ACTIVITY >> The copy you return should hold every record below word for word and no images.
------ GIVEN DATA
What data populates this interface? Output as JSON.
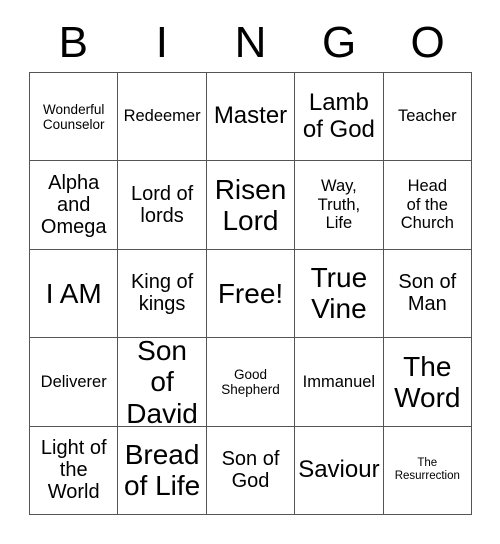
{
  "card": {
    "title_letters": [
      "B",
      "I",
      "N",
      "G",
      "O"
    ],
    "rows": [
      [
        {
          "text": "Wonderful\nCounselor",
          "size": "fs-sm"
        },
        {
          "text": "Redeemer",
          "size": "fs-md"
        },
        {
          "text": "Master",
          "size": "fs-xl"
        },
        {
          "text": "Lamb\nof God",
          "size": "fs-xl"
        },
        {
          "text": "Teacher",
          "size": "fs-md"
        }
      ],
      [
        {
          "text": "Alpha\nand\nOmega",
          "size": "fs-lg"
        },
        {
          "text": "Lord of\nlords",
          "size": "fs-lg"
        },
        {
          "text": "Risen\nLord",
          "size": "fs-xxl"
        },
        {
          "text": "Way,\nTruth,\nLife",
          "size": "fs-md"
        },
        {
          "text": "Head\nof the\nChurch",
          "size": "fs-md"
        }
      ],
      [
        {
          "text": "I AM",
          "size": "fs-xxl"
        },
        {
          "text": "King of\nkings",
          "size": "fs-lg"
        },
        {
          "text": "Free!",
          "size": "fs-xxl"
        },
        {
          "text": "True\nVine",
          "size": "fs-xxl"
        },
        {
          "text": "Son of\nMan",
          "size": "fs-lg"
        }
      ],
      [
        {
          "text": "Deliverer",
          "size": "fs-md"
        },
        {
          "text": "Son of\nDavid",
          "size": "fs-xxl"
        },
        {
          "text": "Good\nShepherd",
          "size": "fs-sm"
        },
        {
          "text": "Immanuel",
          "size": "fs-md"
        },
        {
          "text": "The\nWord",
          "size": "fs-xxl"
        }
      ],
      [
        {
          "text": "Light of\nthe\nWorld",
          "size": "fs-lg"
        },
        {
          "text": "Bread\nof Life",
          "size": "fs-xxl"
        },
        {
          "text": "Son of\nGod",
          "size": "fs-lg"
        },
        {
          "text": "Saviour",
          "size": "fs-xl"
        },
        {
          "text": "The\nResurrection",
          "size": "fs-xs"
        }
      ]
    ],
    "colors": {
      "text": "#000000",
      "border": "#555555",
      "background": "#ffffff"
    }
  }
}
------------
SOLUTION FOR THIS EXERCISE >>
What data populates this interface? Output as JSON.
{
  "card": {
    "title_letters": [
      "B",
      "I",
      "N",
      "G",
      "O"
    ],
    "rows": [
      [
        {
          "text": "Wonderful\nCounselor",
          "size": "fs-sm"
        },
        {
          "text": "Redeemer",
          "size": "fs-md"
        },
        {
          "text": "Master",
          "size": "fs-xl"
        },
        {
          "text": "Lamb\nof God",
          "size": "fs-xl"
        },
        {
          "text": "Teacher",
          "size": "fs-md"
        }
      ],
      [
        {
          "text": "Alpha\nand\nOmega",
          "size": "fs-lg"
        },
        {
          "text": "Lord of\nlords",
          "size": "fs-lg"
        },
        {
          "text": "Risen\nLord",
          "size": "fs-xxl"
        },
        {
          "text": "Way,\nTruth,\nLife",
          "size": "fs-md"
        },
        {
          "text": "Head\nof the\nChurch",
          "size": "fs-md"
        }
      ],
      [
        {
          "text": "I AM",
          "size": "fs-xxl"
        },
        {
          "text": "King of\nkings",
          "size": "fs-lg"
        },
        {
          "text": "Free!",
          "size": "fs-xxl"
        },
        {
          "text": "True\nVine",
          "size": "fs-xxl"
        },
        {
          "text": "Son of\nMan",
          "size": "fs-lg"
        }
      ],
      [
        {
          "text": "Deliverer",
          "size": "fs-md"
        },
        {
          "text": "Son of\nDavid",
          "size": "fs-xxl"
        },
        {
          "text": "Good\nShepherd",
          "size": "fs-sm"
        },
        {
          "text": "Immanuel",
          "size": "fs-md"
        },
        {
          "text": "The\nWord",
          "size": "fs-xxl"
        }
      ],
      [
        {
          "text": "Light of\nthe\nWorld",
          "size": "fs-lg"
        },
        {
          "text": "Bread\nof Life",
          "size": "fs-xxl"
        },
        {
          "text": "Son of\nGod",
          "size": "fs-lg"
        },
        {
          "text": "Saviour",
          "size": "fs-xl"
        },
        {
          "text": "The\nResurrection",
          "size": "fs-xs"
        }
      ]
    ],
    "colors": {
      "text": "#000000",
      "border": "#555555",
      "background": "#ffffff"
    }
  }
}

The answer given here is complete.